WORK INSTRUCTIONS.
Give a bare count of the lines with "Adventure" in the material below.

DATA EXCERPTS.
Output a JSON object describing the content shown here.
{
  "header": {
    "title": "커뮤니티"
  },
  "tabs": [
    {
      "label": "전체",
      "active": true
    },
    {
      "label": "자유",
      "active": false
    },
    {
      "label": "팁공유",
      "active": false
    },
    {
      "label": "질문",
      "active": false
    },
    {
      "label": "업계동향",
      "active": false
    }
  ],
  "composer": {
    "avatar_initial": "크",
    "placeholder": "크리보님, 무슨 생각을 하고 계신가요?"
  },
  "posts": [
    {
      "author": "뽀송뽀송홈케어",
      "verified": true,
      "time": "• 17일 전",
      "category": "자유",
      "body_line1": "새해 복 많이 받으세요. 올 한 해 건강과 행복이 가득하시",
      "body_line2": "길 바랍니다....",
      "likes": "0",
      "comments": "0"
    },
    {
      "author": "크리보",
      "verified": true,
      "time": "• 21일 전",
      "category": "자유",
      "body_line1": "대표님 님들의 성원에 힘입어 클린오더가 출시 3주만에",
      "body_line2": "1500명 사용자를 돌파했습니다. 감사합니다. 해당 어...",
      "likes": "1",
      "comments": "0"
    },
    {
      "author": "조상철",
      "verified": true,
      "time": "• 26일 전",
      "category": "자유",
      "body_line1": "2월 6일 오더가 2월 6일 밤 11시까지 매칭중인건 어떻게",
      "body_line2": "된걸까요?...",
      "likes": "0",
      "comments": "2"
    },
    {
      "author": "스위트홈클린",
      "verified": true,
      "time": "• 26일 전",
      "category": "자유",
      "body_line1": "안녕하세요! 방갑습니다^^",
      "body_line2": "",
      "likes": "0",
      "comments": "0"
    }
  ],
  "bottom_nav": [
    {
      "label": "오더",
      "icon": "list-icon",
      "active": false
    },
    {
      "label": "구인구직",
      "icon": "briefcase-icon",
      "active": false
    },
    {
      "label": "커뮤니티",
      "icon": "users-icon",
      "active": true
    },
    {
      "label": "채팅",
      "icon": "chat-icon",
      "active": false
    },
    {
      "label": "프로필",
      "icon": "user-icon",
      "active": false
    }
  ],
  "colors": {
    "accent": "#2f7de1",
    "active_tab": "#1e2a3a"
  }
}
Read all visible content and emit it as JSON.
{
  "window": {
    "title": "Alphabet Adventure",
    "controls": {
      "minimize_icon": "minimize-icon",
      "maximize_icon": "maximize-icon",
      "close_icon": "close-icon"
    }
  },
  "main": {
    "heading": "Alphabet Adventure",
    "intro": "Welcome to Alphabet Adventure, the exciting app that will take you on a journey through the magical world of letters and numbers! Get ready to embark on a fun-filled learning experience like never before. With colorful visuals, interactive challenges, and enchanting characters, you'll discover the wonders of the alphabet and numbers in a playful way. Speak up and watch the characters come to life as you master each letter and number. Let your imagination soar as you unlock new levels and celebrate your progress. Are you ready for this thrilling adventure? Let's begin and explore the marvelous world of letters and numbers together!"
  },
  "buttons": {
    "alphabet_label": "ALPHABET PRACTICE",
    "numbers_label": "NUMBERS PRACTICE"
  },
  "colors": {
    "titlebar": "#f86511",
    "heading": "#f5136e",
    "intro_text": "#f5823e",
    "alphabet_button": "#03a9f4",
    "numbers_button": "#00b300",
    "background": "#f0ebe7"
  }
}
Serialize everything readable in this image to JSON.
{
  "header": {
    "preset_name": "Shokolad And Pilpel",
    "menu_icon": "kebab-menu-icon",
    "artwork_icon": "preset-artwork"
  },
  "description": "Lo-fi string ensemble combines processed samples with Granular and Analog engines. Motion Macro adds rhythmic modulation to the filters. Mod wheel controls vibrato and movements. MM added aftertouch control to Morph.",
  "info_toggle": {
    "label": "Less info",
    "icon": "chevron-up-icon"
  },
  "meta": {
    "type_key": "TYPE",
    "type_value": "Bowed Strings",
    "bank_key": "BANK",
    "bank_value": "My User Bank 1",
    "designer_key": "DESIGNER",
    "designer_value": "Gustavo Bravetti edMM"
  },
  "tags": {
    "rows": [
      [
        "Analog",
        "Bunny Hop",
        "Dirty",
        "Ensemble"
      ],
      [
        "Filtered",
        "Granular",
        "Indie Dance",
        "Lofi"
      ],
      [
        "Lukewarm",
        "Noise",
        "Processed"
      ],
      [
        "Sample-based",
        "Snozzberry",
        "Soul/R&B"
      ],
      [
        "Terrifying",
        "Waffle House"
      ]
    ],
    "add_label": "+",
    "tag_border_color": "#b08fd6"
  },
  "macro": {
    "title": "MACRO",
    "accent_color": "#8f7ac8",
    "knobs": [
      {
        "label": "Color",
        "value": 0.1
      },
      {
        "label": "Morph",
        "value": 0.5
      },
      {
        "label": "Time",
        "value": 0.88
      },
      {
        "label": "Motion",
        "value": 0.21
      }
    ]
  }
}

EXERCISE RESULT.
3